You choose, we deliver
If you are interested in this story, you might be interested in others from The Journal Gazette. Go to and pick the subjects you care most about. We'll deliver your customized daily news report at 3 a.m. Fort Wayne time, right to your email.


  • Fort Wayne ranks No. 11 on Forbes list of Opportunity Cities
    Forbes has ranked Fort Wayne No. 11 on its list of Opportunity Cities. The 19-city list, published Thursday, put Columbus, Ohio, at the top.
  • Alibaba stock soars 40% in massive IPO
    NEW YORK – Alibaba debuted as a publicly traded company Friday and swiftly climbed more than 40 percent in a mammoth IPO that offered eager investors seemingly unlimited potential for growth and a way to tap into the burgeoning Chinese
  • China levies record fine
    BEIJING – Drug giant Glaxo­SmithKline was fined $492 million Friday for bribing doctors in China in the biggest such penalty ever imposed by a Chinese court.
Associated Press
General Motors has issued a recall on 1.6 million models made in the mid-2000s for an ignition flaw linked to at least 13 deaths. The company faces pressure from lawyers and safety advocates as well as a government probe into the recall.

Ignition-flaw deaths may rise

More victims likely to seek restitution as GM reviews files

– The death toll related to an ignition flaw in eight small-car models that General Motors sold a decade ago is likely to climb, say lawyers and safety advocates.

Automakers often increase fatality figures related to recalls as they unearth fresh information, while attorneys are racing to line up plaintiffs seeking compensation for alleged wrongful deaths or injury.

GM’s liabilities are also poised to rise as lawyers and safety advocates press the biggest U.S. automaker to pay restitution to victims even from before GM’s 2009 bankruptcy reorganization, which shielded the new GM from the old company’s liabilities.

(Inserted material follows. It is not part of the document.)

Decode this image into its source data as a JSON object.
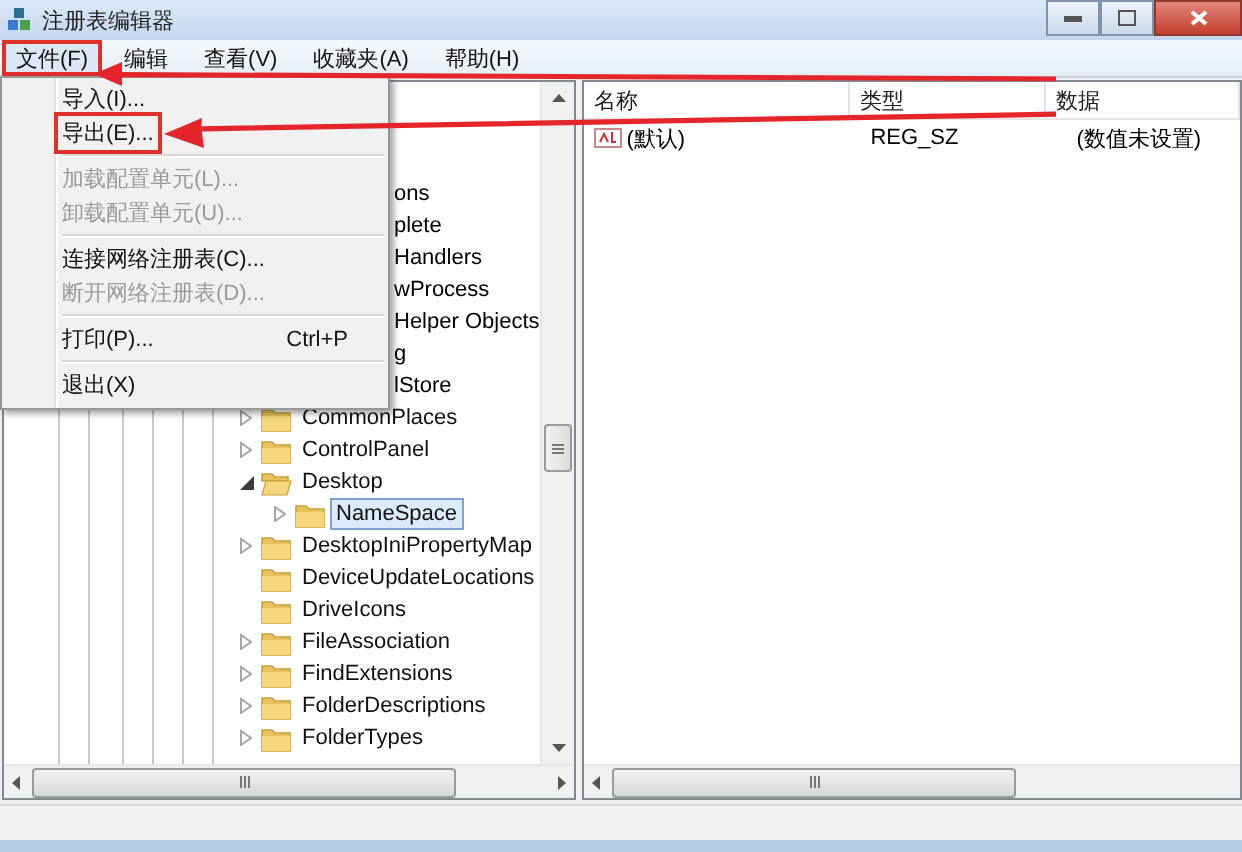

GM, which said it had identified 13 deaths in connection with the recall of 1.6 million models made in the mid-2000s – including some Chevrolet Cobalts and HHRs and other Opel, Pontiac and Saturn models – has said it continues to review data and information related to the recall. (GM produces the Chevrolet Silverado and GMC Sierra at its southwest Allen County truck plant.)

“For every incident that gets reported to the automaker, there are usually nine or 10 more,” said Clarence Ditlow, executive director of the Center for Auto Safety, a consumer advocacy group in Washington.

“You can expect the number of deaths associated with this recall to rise,” he said.

That happened with Toyota. As allegations of unintended acceleration in some 2009 and 2010 vehicles generated publicity and congressional hearings, the number of deaths the government tied to 10 million recalled Toyota and Lexus models rose from a handful to at least 59. More wrongful-death lawsuits have been filed since the hearings ended.

The GM recall and the multiple U.S. investigations that it has spurred come as the company has sought to shed the “Government Motors” stigma tied to its $49.5 billion U.S. bailout.

The biggest risk to GM from the recall so far is reputational, Fitch Ratings Senior Director Stephen Brown wrote in a report Friday. The recall costs to fix vehicles may be less than $100 million and the fines from the National Highway Traffic Safety Administration are capped at $35 million, he said. Costs for lawsuits and settlements are still unknown and may be a risk, he said.